Here’s a story, about a man named Brady—whose beloved fictional home in Los Angeles entered a rare public bidding war between NSYNC’s Lance Bass and HGTV.
In the end, the cable channel, Home & Garden Television, outbid the former boy band star for the iconic home, which served as the facade for “The Brady Bunch,” the channel’s parent company, Discovery, announced in an earnings call on Tuesday.
David Zaslav, Discovery’s president and chief executive, even hinted during the call with investors that HGTV will be filming the restoration from the split-level ranch-style house.
“I’m excited to share that HGTV is the winning bidder and will restore the Brady Bunch home to its 1970s glory, as only HGTV can,” Mr. Zaslav said.
“More detail to come over the next few months but we’ll bring all the resources to bear to tell safe, fun stories with this beloved piece of American TV history.”
“Brady Bunch” episodes feature the house’s exterior as the opening and closing shot, though scenes from inside the home were shot on a studio set.

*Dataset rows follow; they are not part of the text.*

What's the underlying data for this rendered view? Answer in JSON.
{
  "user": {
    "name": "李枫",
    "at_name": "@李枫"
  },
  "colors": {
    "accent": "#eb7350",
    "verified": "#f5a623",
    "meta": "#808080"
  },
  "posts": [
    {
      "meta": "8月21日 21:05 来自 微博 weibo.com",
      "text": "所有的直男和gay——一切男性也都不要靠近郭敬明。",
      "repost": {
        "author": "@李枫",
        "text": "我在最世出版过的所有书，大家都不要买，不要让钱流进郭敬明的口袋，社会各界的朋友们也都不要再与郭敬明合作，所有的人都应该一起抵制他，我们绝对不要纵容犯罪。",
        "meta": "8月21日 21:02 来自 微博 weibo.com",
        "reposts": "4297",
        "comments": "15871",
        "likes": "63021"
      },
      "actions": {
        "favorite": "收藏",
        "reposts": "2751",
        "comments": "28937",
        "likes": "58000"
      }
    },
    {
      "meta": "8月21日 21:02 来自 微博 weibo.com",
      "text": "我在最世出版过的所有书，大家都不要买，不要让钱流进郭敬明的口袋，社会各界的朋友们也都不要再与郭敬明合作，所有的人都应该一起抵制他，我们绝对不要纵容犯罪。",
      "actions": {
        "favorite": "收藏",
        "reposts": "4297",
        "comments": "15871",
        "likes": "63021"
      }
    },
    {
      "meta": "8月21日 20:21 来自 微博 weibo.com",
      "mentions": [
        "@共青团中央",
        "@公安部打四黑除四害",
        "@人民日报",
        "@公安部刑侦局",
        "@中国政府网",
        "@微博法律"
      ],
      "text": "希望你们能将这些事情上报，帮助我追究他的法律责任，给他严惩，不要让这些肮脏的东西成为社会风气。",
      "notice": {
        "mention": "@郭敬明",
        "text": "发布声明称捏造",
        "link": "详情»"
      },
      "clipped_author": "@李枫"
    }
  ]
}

The house, located on a quiet street in Los Angeles’s Studio City neighborhood, claims to be the most photographed house in the U.S., after the White House in Washington, D.C., according to the listing with Ernie Carswell of Douglas Elliman Real Estate.
The final sales price won’t be public until HGTV closes on the home, and a spokeswoman for Douglas Elliman didn’t immediately return a request for comment on the network’s winning bid.
In a moment of corporate humor, the chief executive even threatened to banish Discovery’s CFO, Gunnar Wiedenfels, to Greg Brady’s attic bedroom if the company didn’t meet its financial targets during Tuesday’s call.
“And that’s not a fun place to be. It didn’t have a door, there were beads, if you remember,” Mr. Zaslav ribbed. “And Marcia and Cindy and Peter and Bobby and Jan, they were all in the main house, but Greg was up in the attic.”
Meanwhile, Mr. Bass, 39, expressed his outrage on social media over losing the home to a then-unknown corporate buyer.
He was under the impression that the seller had accepted his bid— “way over” the $1.885 million asking price—only to learn that a Hollywood studio had slipped a higher offer in at the last minute, he said via Twitter.
“This was a dream come true for me,” he said on Twitter on Sunday.
But the bummed-out boy band member was in better spirits when he heard the mystery buyer was HGTV.
“I’d be pretty upset if it were anyone else, but how can you be mad at HGTV?” he wrote on Tuesday. “I can smile again.”